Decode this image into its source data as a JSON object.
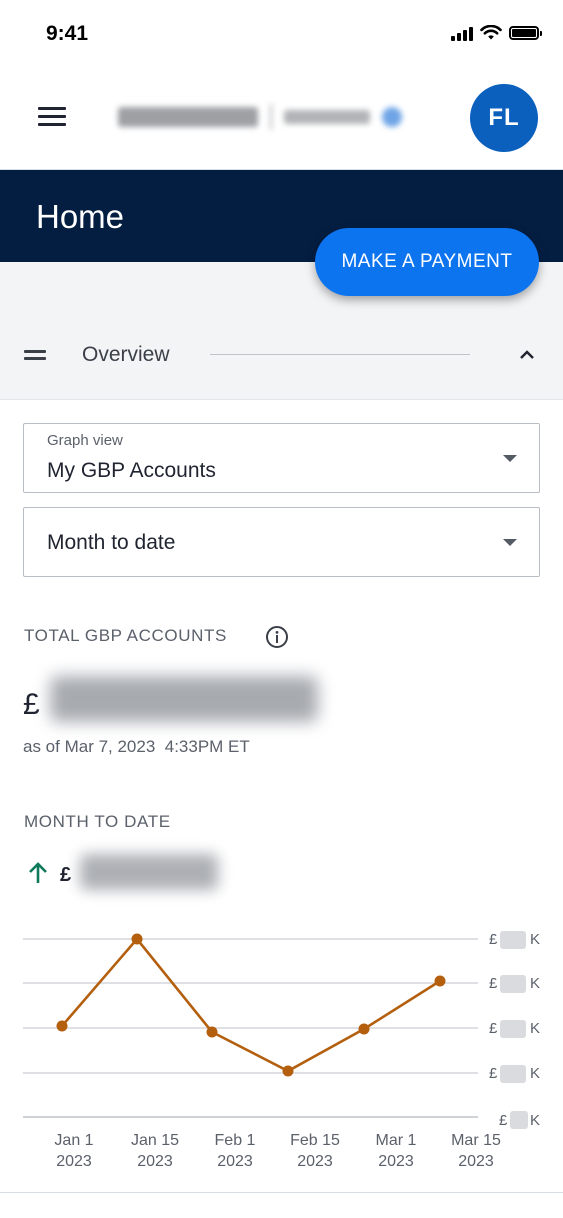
{
  "status_bar": {
    "time": "9:41",
    "icons": [
      "cellular-signal-icon",
      "wifi-icon",
      "battery-icon"
    ]
  },
  "header": {
    "menu_icon": "hamburger-menu-icon",
    "avatar_initials": "FL",
    "avatar_color": "#0b5fbd"
  },
  "title_band": {
    "title": "Home",
    "background": "#041e42"
  },
  "make_payment": {
    "label": "MAKE A PAYMENT",
    "color": "#0d74f0"
  },
  "overview": {
    "label": "Overview",
    "drag_icon": "drag-handle-icon",
    "collapse_icon": "chevron-up-icon"
  },
  "graph_view": {
    "label": "Graph view",
    "value": "My GBP Accounts"
  },
  "period": {
    "value": "Month to date"
  },
  "total": {
    "label": "TOTAL GBP ACCOUNTS",
    "currency": "£",
    "as_of": "as of Mar 7, 2023  4:33PM ET",
    "info_icon": "info-circle-icon"
  },
  "month_to_date": {
    "label": "MONTH TO DATE",
    "currency": "£",
    "trend_icon": "arrow-up-icon",
    "trend_color": "#0f7b5a"
  },
  "chart_data": {
    "type": "line",
    "x_labels": [
      [
        "Jan 1",
        "2023"
      ],
      [
        "Jan 15",
        "2023"
      ],
      [
        "Feb 1",
        "2023"
      ],
      [
        "Feb 15",
        "2023"
      ],
      [
        "Mar 1",
        "2023"
      ],
      [
        "Mar 15",
        "2023"
      ]
    ],
    "y_tick_labels": [
      "£",
      "£",
      "£",
      "£",
      "£"
    ],
    "y_tick_suffix": "K",
    "points_note": "values obscured",
    "series_color": "#b35f0e",
    "grid": true
  }
}
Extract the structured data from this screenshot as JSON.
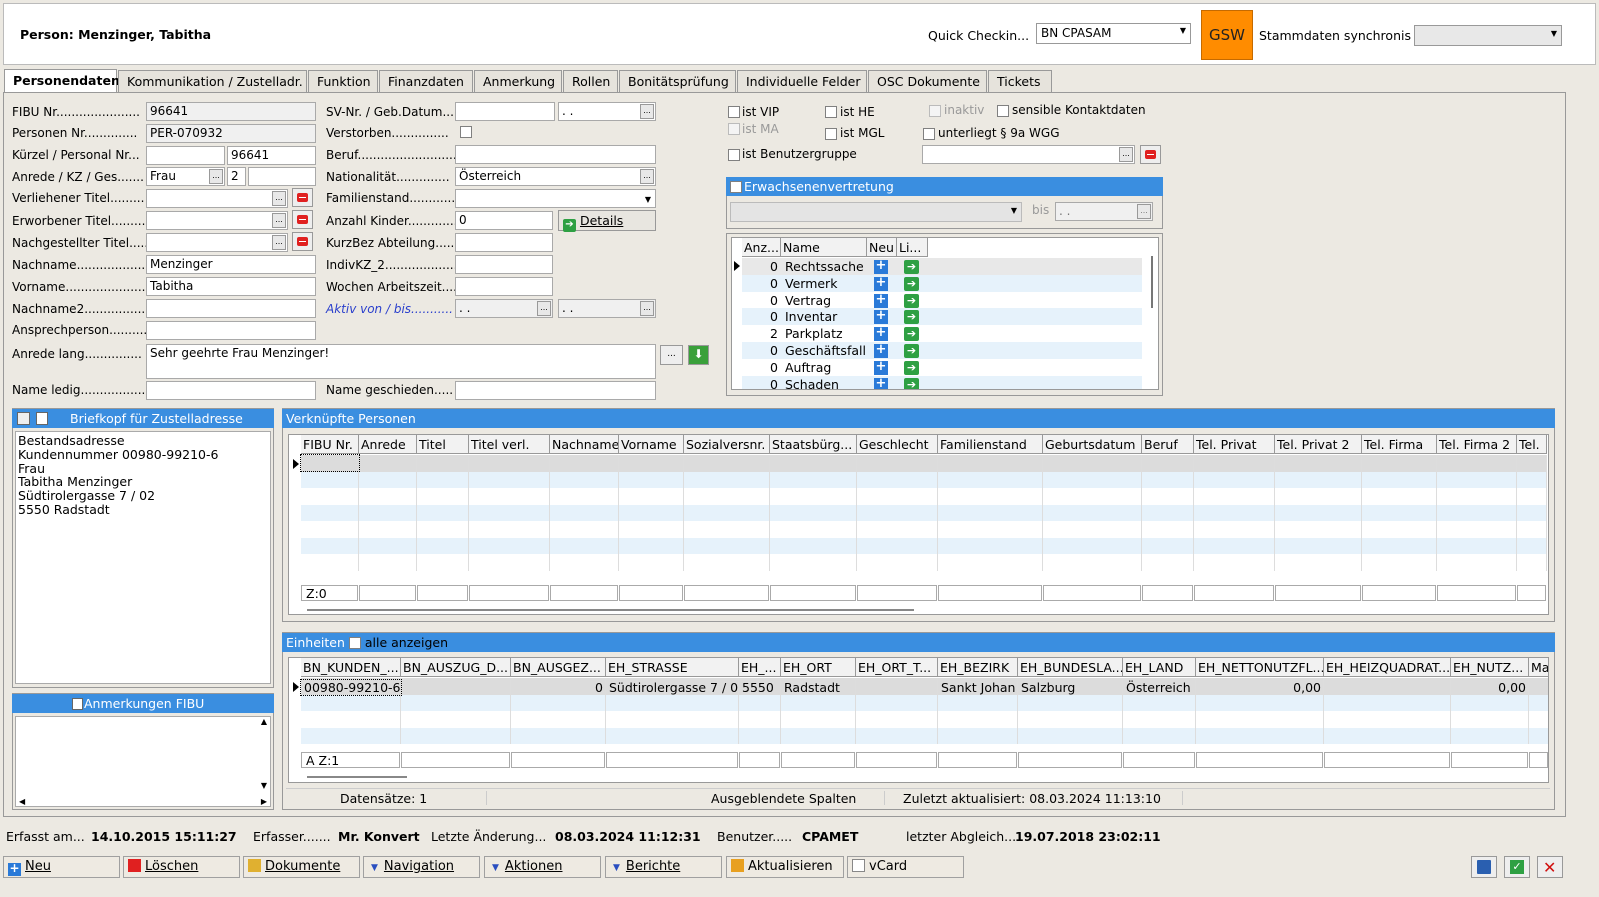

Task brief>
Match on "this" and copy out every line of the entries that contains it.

Task result>
Decode this image into its source data as a JSON object.
Extract the structured data from this screenshot as JSON.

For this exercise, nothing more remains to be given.